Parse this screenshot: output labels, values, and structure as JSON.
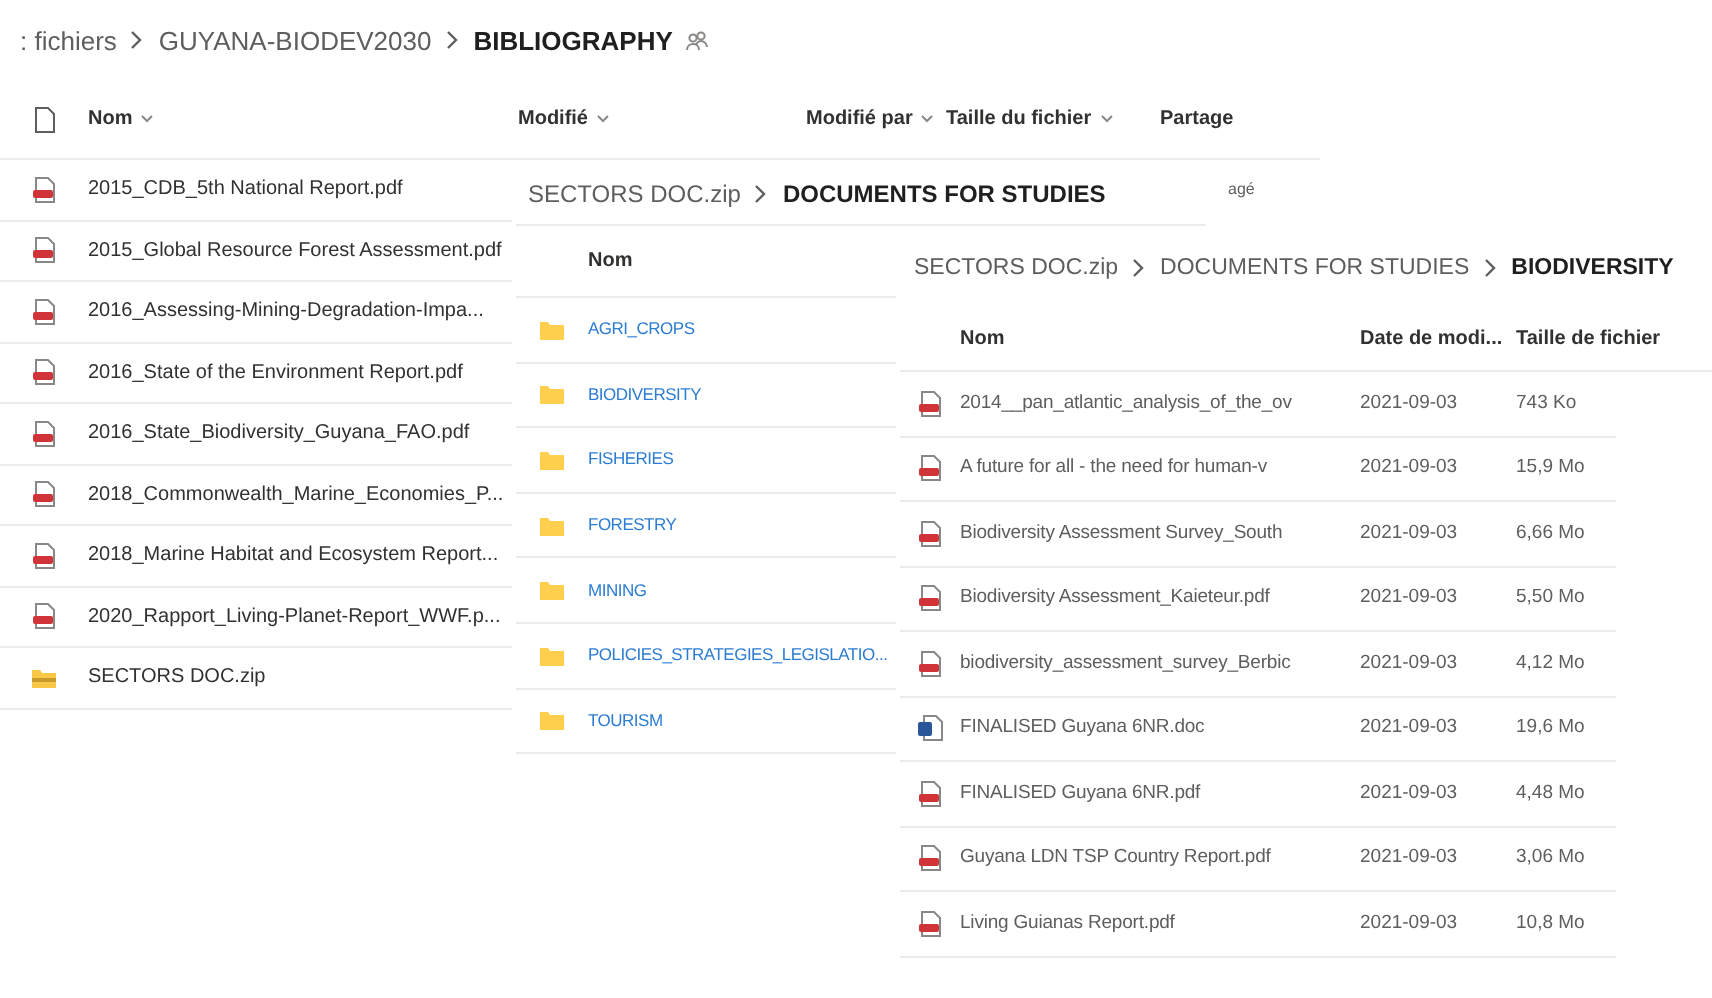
{
  "panels": [
    {
      "breadcrumb": [
        {
          "label": ": fichiers"
        },
        {
          "label": "GUYANA-BIODEV2030"
        },
        {
          "label": "BIBLIOGRAPHY"
        }
      ],
      "shared": true,
      "file_type_header": true,
      "columns": [
        {
          "label": "Nom",
          "sortable": true
        },
        {
          "label": "Modifié",
          "sortable": true
        },
        {
          "label": "Modifié par",
          "sortable": true
        },
        {
          "label": "Taille du fichier",
          "sortable": true
        },
        {
          "label": "Partage",
          "sortable": false
        }
      ],
      "rows": [
        {
          "kind": "pdf",
          "name": "2015_CDB_5th National Report.pdf",
          "sharing": "agé"
        },
        {
          "kind": "pdf",
          "name": "2015_Global Resource Forest Assessment.pdf"
        },
        {
          "kind": "pdf",
          "name": "2016_Assessing-Mining-Degradation-Impa..."
        },
        {
          "kind": "pdf",
          "name": "2016_State of the Environment Report.pdf"
        },
        {
          "kind": "pdf",
          "name": "2016_State_Biodiversity_Guyana_FAO.pdf"
        },
        {
          "kind": "pdf",
          "name": "2018_Commonwealth_Marine_Economies_P..."
        },
        {
          "kind": "pdf",
          "name": "2018_Marine Habitat and Ecosystem Report..."
        },
        {
          "kind": "pdf",
          "name": "2020_Rapport_Living-Planet-Report_WWF.p..."
        },
        {
          "kind": "zip",
          "name": "SECTORS DOC.zip"
        }
      ]
    },
    {
      "breadcrumb": [
        {
          "label": "SECTORS DOC.zip"
        },
        {
          "label": "DOCUMENTS FOR STUDIES"
        }
      ],
      "columns": [
        {
          "label": "Nom",
          "sortable": false
        }
      ],
      "rows": [
        {
          "kind": "folder",
          "name": "AGRI_CROPS"
        },
        {
          "kind": "folder",
          "name": "BIODIVERSITY"
        },
        {
          "kind": "folder",
          "name": "FISHERIES"
        },
        {
          "kind": "folder",
          "name": "FORESTRY"
        },
        {
          "kind": "folder",
          "name": "MINING"
        },
        {
          "kind": "folder",
          "name": "POLICIES_STRATEGIES_LEGISLATIO..."
        },
        {
          "kind": "folder",
          "name": "TOURISM"
        }
      ]
    },
    {
      "breadcrumb": [
        {
          "label": "SECTORS DOC.zip"
        },
        {
          "label": "DOCUMENTS FOR STUDIES"
        },
        {
          "label": "BIODIVERSITY"
        }
      ],
      "columns": [
        {
          "label": "Nom",
          "sortable": false
        },
        {
          "label": "Date de modi...",
          "sortable": false
        },
        {
          "label": "Taille de fichier",
          "sortable": false
        }
      ],
      "rows": [
        {
          "kind": "pdf",
          "name": "2014__pan_atlantic_analysis_of_the_ov",
          "date": "2021-09-03",
          "size": "743 Ko"
        },
        {
          "kind": "pdf",
          "name": "A future for all - the need for human-v",
          "date": "2021-09-03",
          "size": "15,9 Mo"
        },
        {
          "kind": "pdf",
          "name": "Biodiversity Assessment Survey_South",
          "date": "2021-09-03",
          "size": "6,66 Mo"
        },
        {
          "kind": "pdf",
          "name": "Biodiversity Assessment_Kaieteur.pdf",
          "date": "2021-09-03",
          "size": "5,50 Mo"
        },
        {
          "kind": "pdf",
          "name": "biodiversity_assessment_survey_Berbic",
          "date": "2021-09-03",
          "size": "4,12 Mo"
        },
        {
          "kind": "doc",
          "name": "FINALISED Guyana 6NR.doc",
          "date": "2021-09-03",
          "size": "19,6 Mo"
        },
        {
          "kind": "pdf",
          "name": "FINALISED Guyana 6NR.pdf",
          "date": "2021-09-03",
          "size": "4,48 Mo"
        },
        {
          "kind": "pdf",
          "name": "Guyana LDN TSP Country Report.pdf",
          "date": "2021-09-03",
          "size": "3,06 Mo"
        },
        {
          "kind": "pdf",
          "name": "Living Guianas Report.pdf",
          "date": "2021-09-03",
          "size": "10,8 Mo"
        }
      ]
    }
  ]
}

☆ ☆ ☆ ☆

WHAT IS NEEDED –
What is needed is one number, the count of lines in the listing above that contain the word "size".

WORKED SOLUTION –
9